[Data about app and page elements]
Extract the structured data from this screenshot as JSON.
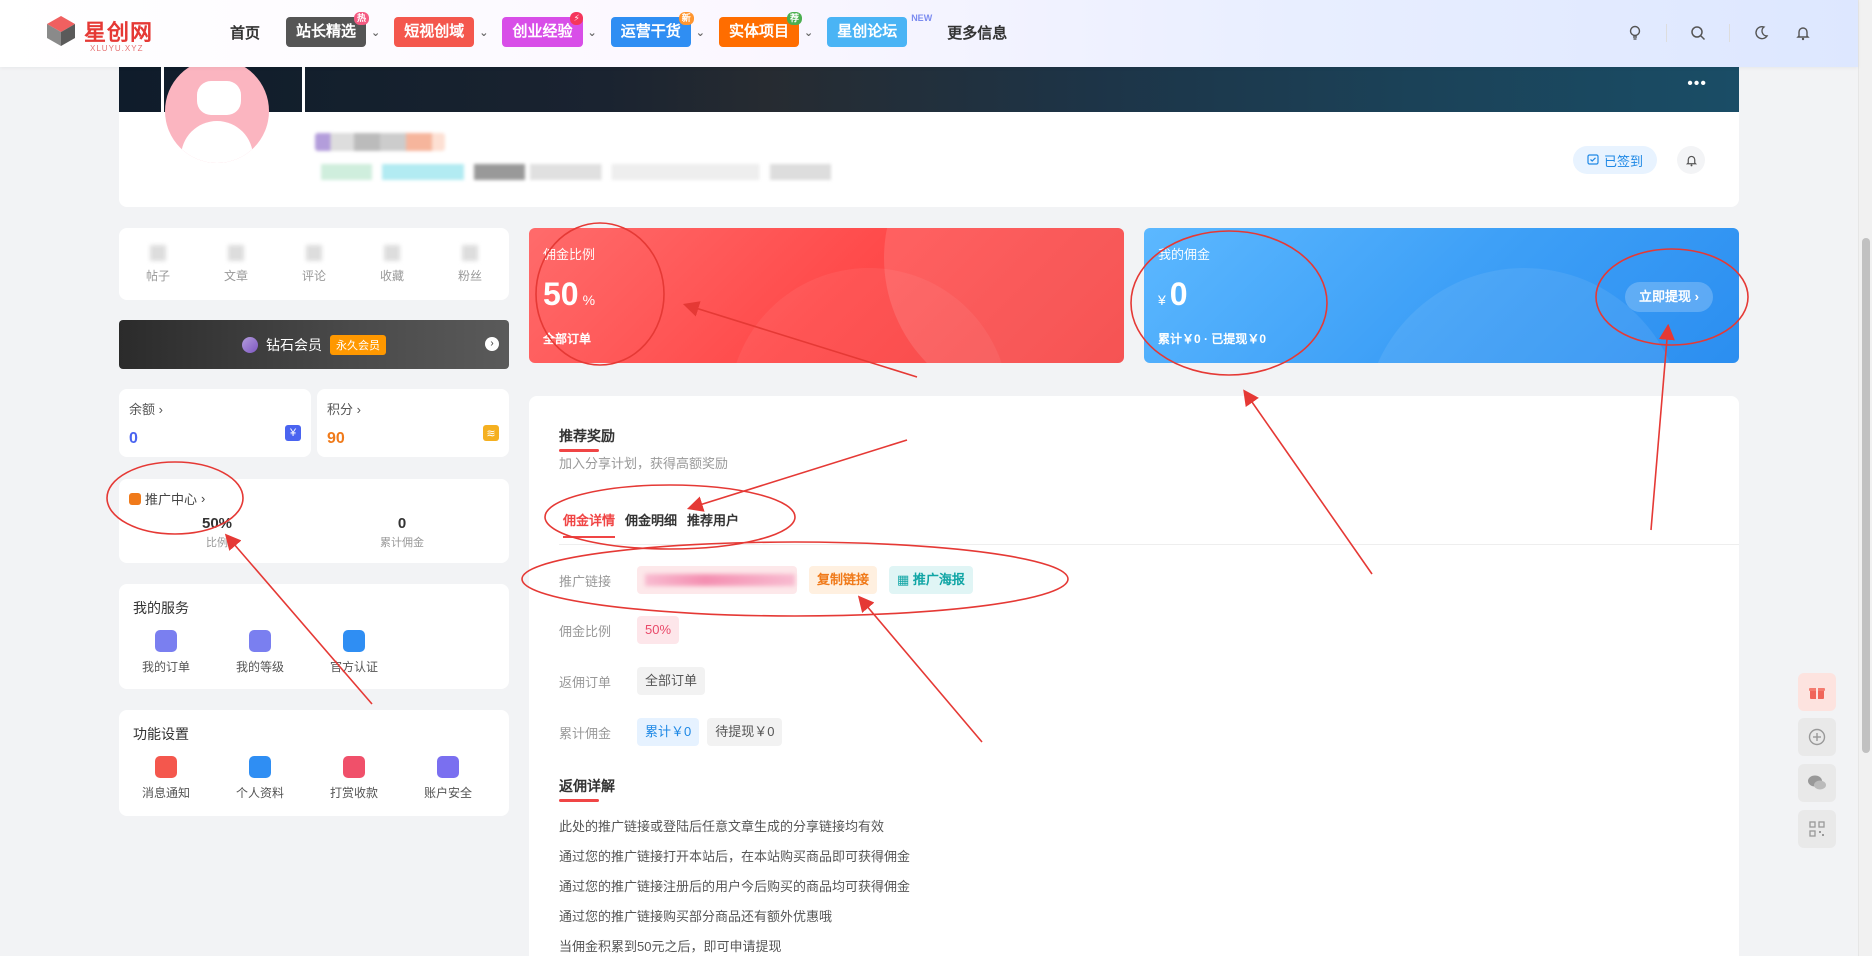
{
  "header": {
    "logo_text": "星创网",
    "logo_sub": "XLUYU.XYZ",
    "nav": [
      {
        "label": "首页",
        "style": "plain"
      },
      {
        "label": "站长精选",
        "style": "pill",
        "color": "#555555",
        "badge": "热",
        "badge_color": "#f55a82",
        "caret": true
      },
      {
        "label": "短视创域",
        "style": "pill",
        "color": "#f4574d",
        "caret": true
      },
      {
        "label": "创业经验",
        "style": "pill",
        "color": "#d84ee8",
        "badge": "⚡",
        "badge_color": "#f5365c",
        "caret": true
      },
      {
        "label": "运营干货",
        "style": "pill",
        "color": "#2f8ef3",
        "badge": "新",
        "badge_color": "#ff9630",
        "caret": true
      },
      {
        "label": "实体项目",
        "style": "pill",
        "color": "#ff6d00",
        "badge": "荐",
        "badge_color": "#4caf50",
        "caret": true
      },
      {
        "label": "星创论坛",
        "style": "pill",
        "color": "#4ab4f5",
        "new": "NEW"
      },
      {
        "label": "更多信息",
        "style": "plain"
      }
    ],
    "icons": [
      "lightbulb-icon",
      "search-icon",
      "moon-icon",
      "bell-icon"
    ]
  },
  "profile": {
    "signed_label": "已签到"
  },
  "stats": [
    {
      "label": "帖子"
    },
    {
      "label": "文章"
    },
    {
      "label": "评论"
    },
    {
      "label": "收藏"
    },
    {
      "label": "粉丝"
    }
  ],
  "vip": {
    "label": "钻石会员",
    "tag": "永久会员"
  },
  "balance": {
    "title": "余额",
    "value": "0",
    "color": "#4a64f0"
  },
  "points": {
    "title": "积分",
    "value": "90",
    "color": "#f07a1a"
  },
  "promo": {
    "title": "推广中心",
    "rate_value": "50%",
    "rate_label": "比例",
    "commission_value": "0",
    "commission_label": "累计佣金"
  },
  "services": {
    "title": "我的服务",
    "items": [
      {
        "label": "我的订单",
        "icon": "clipboard-icon",
        "color": "#7a7ff0"
      },
      {
        "label": "我的等级",
        "icon": "chart-icon",
        "color": "#7a7ff0"
      },
      {
        "label": "官方认证",
        "icon": "verified-icon",
        "color": "#2f8ef3"
      }
    ]
  },
  "functions": {
    "title": "功能设置",
    "items": [
      {
        "label": "消息通知",
        "icon": "bell-icon",
        "color": "#f4574d"
      },
      {
        "label": "个人资料",
        "icon": "user-card-icon",
        "color": "#2f8ef3"
      },
      {
        "label": "打赏收款",
        "icon": "gift-icon",
        "color": "#f0506a"
      },
      {
        "label": "账户安全",
        "icon": "shield-icon",
        "color": "#7a6ff0"
      }
    ]
  },
  "rate_card": {
    "label": "佣金比例",
    "value": "50",
    "unit": "%",
    "sub": "全部订单"
  },
  "wallet_card": {
    "label": "我的佣金",
    "currency": "¥",
    "value": "0",
    "total": "累计￥0",
    "withdrawn": "已提现￥0",
    "button": "立即提现"
  },
  "reward": {
    "title": "推荐奖励",
    "subtitle": "加入分享计划，获得高额奖励",
    "tabs": [
      "佣金详情",
      "佣金明细",
      "推荐用户"
    ],
    "link_label": "推广链接",
    "copy_button": "复制链接",
    "poster_button": "推广海报",
    "rate_label": "佣金比例",
    "rate_value": "50%",
    "order_label": "返佣订单",
    "order_value": "全部订单",
    "total_label": "累计佣金",
    "total_value": "累计￥0",
    "pending_value": "待提现￥0",
    "detail_title": "返佣详解",
    "details": [
      "此处的推广链接或登陆后任意文章生成的分享链接均有效",
      "通过您的推广链接打开本站后，在本站购买商品即可获得佣金",
      "通过您的推广链接注册后的用户今后购买的商品均可获得佣金",
      "通过您的推广链接购买部分商品还有额外优惠哦",
      "当佣金积累到50元之后，即可申请提现"
    ]
  },
  "floating": [
    "gift-icon",
    "plus-circle-icon",
    "wechat-icon",
    "qrcode-icon"
  ]
}
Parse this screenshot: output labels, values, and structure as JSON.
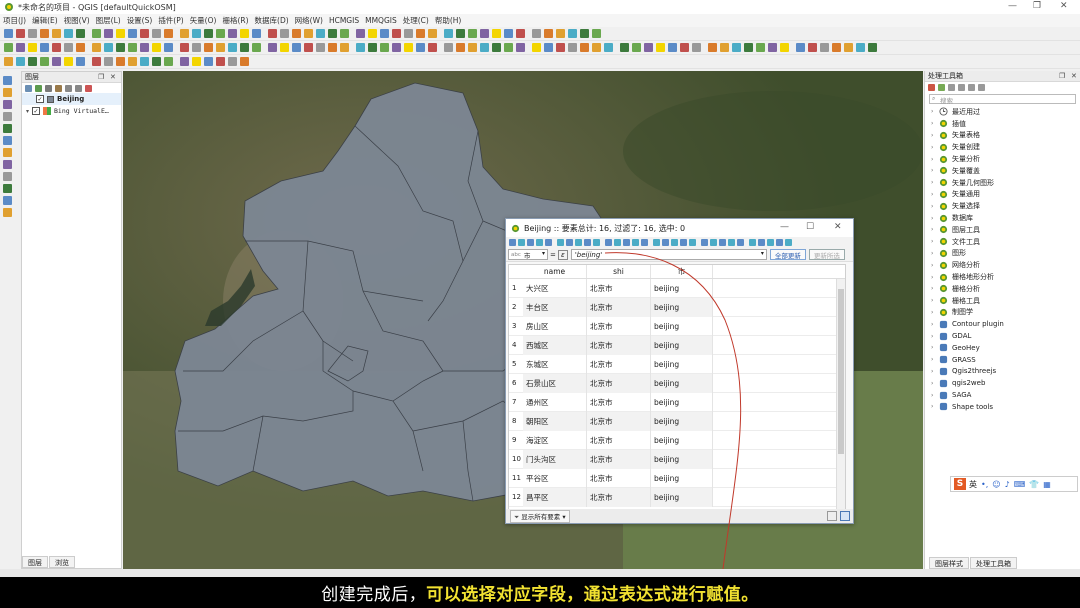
{
  "window": {
    "title": "*未命名的项目 - QGIS [defaultQuickOSM]",
    "controls": [
      "—",
      "❐",
      "✕"
    ]
  },
  "menu": [
    "项目(J)",
    "编辑(E)",
    "视图(V)",
    "图层(L)",
    "设置(S)",
    "插件(P)",
    "矢量(O)",
    "栅格(R)",
    "数据库(D)",
    "网络(W)",
    "HCMGIS",
    "MMQGIS",
    "处理(C)",
    "帮助(H)"
  ],
  "layers_panel": {
    "title": "图层",
    "layers": [
      {
        "name": "Beijing",
        "checked": true
      },
      {
        "name": "Bing VirtualE…",
        "checked": true
      }
    ],
    "bottom_tabs": [
      "图层",
      "浏览"
    ]
  },
  "processing_panel": {
    "title": "处理工具箱",
    "search_placeholder": "搜索",
    "items": [
      "最近用过",
      "插值",
      "矢量表格",
      "矢量创建",
      "矢量分析",
      "矢量覆盖",
      "矢量几何图形",
      "矢量通用",
      "矢量选择",
      "数据库",
      "图层工具",
      "文件工具",
      "图形",
      "网络分析",
      "栅格地形分析",
      "栅格分析",
      "栅格工具",
      "制图学",
      "Contour plugin",
      "GDAL",
      "GeoHey",
      "GRASS",
      "Qgis2threejs",
      "qgis2web",
      "SAGA",
      "Shape tools"
    ],
    "bottom_tabs": [
      "图层样式",
      "处理工具箱"
    ]
  },
  "attribute_dialog": {
    "title": "Beijing :: 要素总计: 16, 过滤了: 16, 选中: 0",
    "field_selector": {
      "prefix": "abc",
      "value": "市"
    },
    "expression": "'beijing'",
    "update_all_label": "全部更新",
    "update_selected_label": "更新所选",
    "columns": [
      "name",
      "shi",
      "市"
    ],
    "rows": [
      [
        "1",
        "大兴区",
        "北京市",
        "beijing"
      ],
      [
        "2",
        "丰台区",
        "北京市",
        "beijing"
      ],
      [
        "3",
        "房山区",
        "北京市",
        "beijing"
      ],
      [
        "4",
        "西城区",
        "北京市",
        "beijing"
      ],
      [
        "5",
        "东城区",
        "北京市",
        "beijing"
      ],
      [
        "6",
        "石景山区",
        "北京市",
        "beijing"
      ],
      [
        "7",
        "通州区",
        "北京市",
        "beijing"
      ],
      [
        "8",
        "朝阳区",
        "北京市",
        "beijing"
      ],
      [
        "9",
        "海淀区",
        "北京市",
        "beijing"
      ],
      [
        "10",
        "门头沟区",
        "北京市",
        "beijing"
      ],
      [
        "11",
        "平谷区",
        "北京市",
        "beijing"
      ],
      [
        "12",
        "昌平区",
        "北京市",
        "beijing"
      ]
    ],
    "filter_label": "显示所有要素"
  },
  "ime": {
    "label": "英"
  },
  "subtitle": {
    "part1": "创建完成后，",
    "part2": "可以选择对应字段，通过表达式进行赋值。"
  },
  "colors": {
    "map_polygon": "#7d8794",
    "annotation": "#c0392b",
    "subtitle_highlight": "#f2e231"
  }
}
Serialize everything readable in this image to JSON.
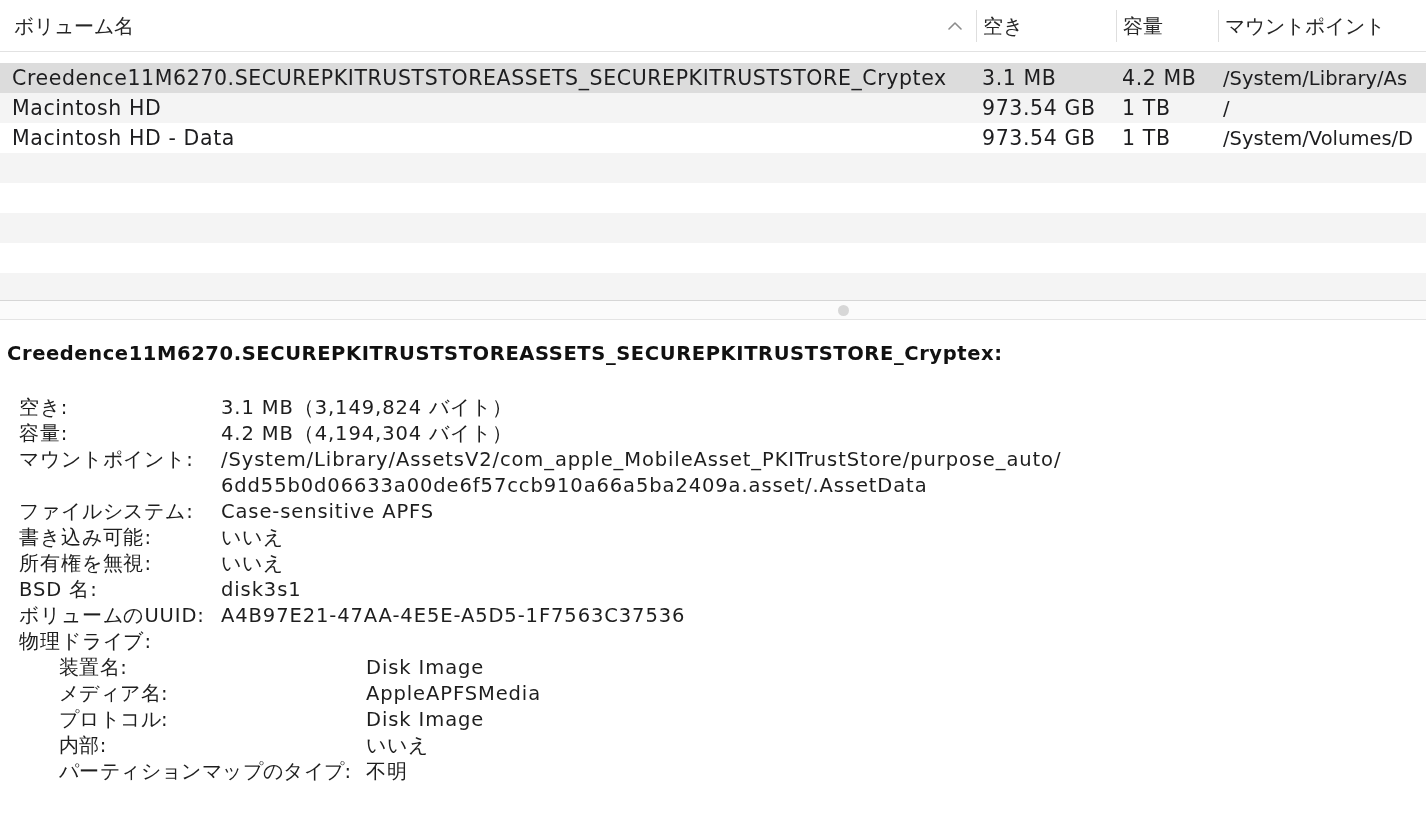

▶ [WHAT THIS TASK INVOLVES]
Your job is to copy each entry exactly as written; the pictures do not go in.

▶ [TASK RESULT]
Extract the structured data from this screenshot as JSON.
{
  "header": {
    "logo_text": "星创网",
    "logo_sub": "XLUYU.XYZ",
    "nav": [
      {
        "label": "首页",
        "style": "plain"
      },
      {
        "label": "站长精选",
        "style": "pill",
        "color": "#555555",
        "badge": "热",
        "badge_color": "#f55a82",
        "caret": true
      },
      {
        "label": "短视创域",
        "style": "pill",
        "color": "#f4574d",
        "caret": true
      },
      {
        "label": "创业经验",
        "style": "pill",
        "color": "#d84ee8",
        "badge": "⚡",
        "badge_color": "#f5365c",
        "caret": true
      },
      {
        "label": "运营干货",
        "style": "pill",
        "color": "#2f8ef3",
        "badge": "新",
        "badge_color": "#ff9630",
        "caret": true
      },
      {
        "label": "实体项目",
        "style": "pill",
        "color": "#ff6d00",
        "badge": "荐",
        "badge_color": "#4caf50",
        "caret": true
      },
      {
        "label": "星创论坛",
        "style": "pill",
        "color": "#4ab4f5",
        "new": "NEW"
      },
      {
        "label": "更多信息",
        "style": "plain"
      }
    ],
    "icons": [
      "lightbulb-icon",
      "search-icon",
      "moon-icon",
      "bell-icon"
    ]
  },
  "profile": {
    "signed_label": "已签到"
  },
  "stats": [
    {
      "label": "帖子"
    },
    {
      "label": "文章"
    },
    {
      "label": "评论"
    },
    {
      "label": "收藏"
    },
    {
      "label": "粉丝"
    }
  ],
  "vip": {
    "label": "钻石会员",
    "tag": "永久会员"
  },
  "balance": {
    "title": "余额",
    "value": "0",
    "color": "#4a64f0"
  },
  "points": {
    "title": "积分",
    "value": "90",
    "color": "#f07a1a"
  },
  "promo": {
    "title": "推广中心",
    "rate_value": "50%",
    "rate_label": "比例",
    "commission_value": "0",
    "commission_label": "累计佣金"
  },
  "services": {
    "title": "我的服务",
    "items": [
      {
        "label": "我的订单",
        "icon": "clipboard-icon",
        "color": "#7a7ff0"
      },
      {
        "label": "我的等级",
        "icon": "chart-icon",
        "color": "#7a7ff0"
      },
      {
        "label": "官方认证",
        "icon": "verified-icon",
        "color": "#2f8ef3"
      }
    ]
  },
  "functions": {
    "title": "功能设置",
    "items": [
      {
        "label": "消息通知",
        "icon": "bell-icon",
        "color": "#f4574d"
      },
      {
        "label": "个人资料",
        "icon": "user-card-icon",
        "color": "#2f8ef3"
      },
      {
        "label": "打赏收款",
        "icon": "gift-icon",
        "color": "#f0506a"
      },
      {
        "label": "账户安全",
        "icon": "shield-icon",
        "color": "#7a6ff0"
      }
    ]
  },
  "rate_card": {
    "label": "佣金比例",
    "value": "50",
    "unit": "%",
    "sub": "全部订单"
  },
  "wallet_card": {
    "label": "我的佣金",
    "currency": "¥",
    "value": "0",
    "total": "累计￥0",
    "withdrawn": "已提现￥0",
    "button": "立即提现"
  },
  "reward": {
    "title": "推荐奖励",
    "subtitle": "加入分享计划，获得高额奖励",
    "tabs": [
      "佣金详情",
      "佣金明细",
      "推荐用户"
    ],
    "link_label": "推广链接",
    "copy_button": "复制链接",
    "poster_button": "推广海报",
    "rate_label": "佣金比例",
    "rate_value": "50%",
    "order_label": "返佣订单",
    "order_value": "全部订单",
    "total_label": "累计佣金",
    "total_value": "累计￥0",
    "pending_value": "待提现￥0",
    "detail_title": "返佣详解",
    "details": [
      "此处的推广链接或登陆后任意文章生成的分享链接均有效",
      "通过您的推广链接打开本站后，在本站购买商品即可获得佣金",
      "通过您的推广链接注册后的用户今后购买的商品均可获得佣金",
      "通过您的推广链接购买部分商品还有额外优惠哦",
      "当佣金积累到50元之后，即可申请提现"
    ]
  },
  "floating": [
    "gift-icon",
    "plus-circle-icon",
    "wechat-icon",
    "qrcode-icon"
  ]
}
Parse this screenshot: output labels, values, and structure as JSON.
{
  "window": {
    "title": "*未命名的项目 - QGIS [defaultQuickOSM]",
    "controls": [
      "—",
      "❐",
      "✕"
    ]
  },
  "menu": [
    "项目(J)",
    "编辑(E)",
    "视图(V)",
    "图层(L)",
    "设置(S)",
    "插件(P)",
    "矢量(O)",
    "栅格(R)",
    "数据库(D)",
    "网络(W)",
    "HCMGIS",
    "MMQGIS",
    "处理(C)",
    "帮助(H)"
  ],
  "layers_panel": {
    "title": "图层",
    "layers": [
      {
        "name": "Beijing",
        "checked": true
      },
      {
        "name": "Bing VirtualE…",
        "checked": true
      }
    ],
    "bottom_tabs": [
      "图层",
      "浏览"
    ]
  },
  "processing_panel": {
    "title": "处理工具箱",
    "search_placeholder": "搜索",
    "items": [
      "最近用过",
      "插值",
      "矢量表格",
      "矢量创建",
      "矢量分析",
      "矢量覆盖",
      "矢量几何图形",
      "矢量通用",
      "矢量选择",
      "数据库",
      "图层工具",
      "文件工具",
      "图形",
      "网络分析",
      "栅格地形分析",
      "栅格分析",
      "栅格工具",
      "制图学",
      "Contour plugin",
      "GDAL",
      "GeoHey",
      "GRASS",
      "Qgis2threejs",
      "qgis2web",
      "SAGA",
      "Shape tools"
    ],
    "bottom_tabs": [
      "图层样式",
      "处理工具箱"
    ]
  },
  "attribute_dialog": {
    "title": "Beijing :: 要素总计: 16, 过滤了: 16, 选中: 0",
    "field_selector": {
      "prefix": "abc",
      "value": "市"
    },
    "expression": "'beijing'",
    "update_all_label": "全部更新",
    "update_selected_label": "更新所选",
    "columns": [
      "name",
      "shi",
      "市"
    ],
    "rows": [
      [
        "1",
        "大兴区",
        "北京市",
        "beijing"
      ],
      [
        "2",
        "丰台区",
        "北京市",
        "beijing"
      ],
      [
        "3",
        "房山区",
        "北京市",
        "beijing"
      ],
      [
        "4",
        "西城区",
        "北京市",
        "beijing"
      ],
      [
        "5",
        "东城区",
        "北京市",
        "beijing"
      ],
      [
        "6",
        "石景山区",
        "北京市",
        "beijing"
      ],
      [
        "7",
        "通州区",
        "北京市",
        "beijing"
      ],
      [
        "8",
        "朝阳区",
        "北京市",
        "beijing"
      ],
      [
        "9",
        "海淀区",
        "北京市",
        "beijing"
      ],
      [
        "10",
        "门头沟区",
        "北京市",
        "beijing"
      ],
      [
        "11",
        "平谷区",
        "北京市",
        "beijing"
      ],
      [
        "12",
        "昌平区",
        "北京市",
        "beijing"
      ]
    ],
    "filter_label": "显示所有要素"
  },
  "ime": {
    "label": "英"
  },
  "subtitle": {
    "part1": "创建完成后，",
    "part2": "可以选择对应字段，通过表达式进行赋值。"
  },
  "colors": {
    "map_polygon": "#7d8794",
    "annotation": "#c0392b",
    "subtitle_highlight": "#f2e231"
  }
}
Serialize everything readable in this image to JSON.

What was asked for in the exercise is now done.